| ACTIVITY |
Retype every entry exactly, character for character.

| AVAILABLE RECORDS |
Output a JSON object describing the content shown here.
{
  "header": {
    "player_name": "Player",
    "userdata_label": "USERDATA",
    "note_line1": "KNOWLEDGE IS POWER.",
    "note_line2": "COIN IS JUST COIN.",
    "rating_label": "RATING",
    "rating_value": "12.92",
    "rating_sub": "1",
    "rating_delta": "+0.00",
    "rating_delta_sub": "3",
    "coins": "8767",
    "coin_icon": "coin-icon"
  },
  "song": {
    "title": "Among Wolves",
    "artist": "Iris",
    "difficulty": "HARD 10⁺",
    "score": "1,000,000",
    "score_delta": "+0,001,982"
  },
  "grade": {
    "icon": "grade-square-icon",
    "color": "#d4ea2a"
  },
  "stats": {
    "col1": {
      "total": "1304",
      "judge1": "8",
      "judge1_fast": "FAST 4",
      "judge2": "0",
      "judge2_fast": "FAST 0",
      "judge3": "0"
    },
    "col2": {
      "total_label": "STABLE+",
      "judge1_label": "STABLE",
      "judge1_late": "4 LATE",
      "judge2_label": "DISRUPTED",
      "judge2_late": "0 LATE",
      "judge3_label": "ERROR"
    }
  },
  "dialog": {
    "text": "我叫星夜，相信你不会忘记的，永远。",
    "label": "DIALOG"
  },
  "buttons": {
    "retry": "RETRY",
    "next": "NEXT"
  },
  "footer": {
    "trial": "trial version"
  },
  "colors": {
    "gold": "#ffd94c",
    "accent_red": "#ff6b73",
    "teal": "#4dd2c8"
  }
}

| TASK RESULT |
Output a JSON object describing the content shown here.
{
  "header": {
    "player_name": "Player",
    "userdata_label": "USERDATA",
    "note_line1": "KNOWLEDGE IS POWER.",
    "note_line2": "COIN IS JUST COIN.",
    "rating_label": "RATING",
    "rating_value": "12.92",
    "rating_sub": "1",
    "rating_delta": "+0.00",
    "rating_delta_sub": "3",
    "coins": "8767",
    "coin_icon": "coin-icon"
  },
  "song": {
    "title": "Among Wolves",
    "artist": "Iris",
    "difficulty": "HARD 10⁺",
    "score": "1,000,000",
    "score_delta": "+0,001,982"
  },
  "grade": {
    "icon": "grade-square-icon",
    "color": "#d4ea2a"
  },
  "stats": {
    "col1": {
      "total": "1304",
      "judge1": "8",
      "judge1_fast": "FAST 4",
      "judge2": "0",
      "judge2_fast": "FAST 0",
      "judge3": "0"
    },
    "col2": {
      "total_label": "STABLE+",
      "judge1_label": "STABLE",
      "judge1_late": "4 LATE",
      "judge2_label": "DISRUPTED",
      "judge2_late": "0 LATE",
      "judge3_label": "ERROR"
    }
  },
  "dialog": {
    "text": "我叫星夜，相信你不会忘记的，永远。",
    "label": "DIALOG"
  },
  "buttons": {
    "retry": "RETRY",
    "next": "NEXT"
  },
  "footer": {
    "trial": "trial version"
  },
  "colors": {
    "gold": "#ffd94c",
    "accent_red": "#ff6b73",
    "teal": "#4dd2c8"
  }
}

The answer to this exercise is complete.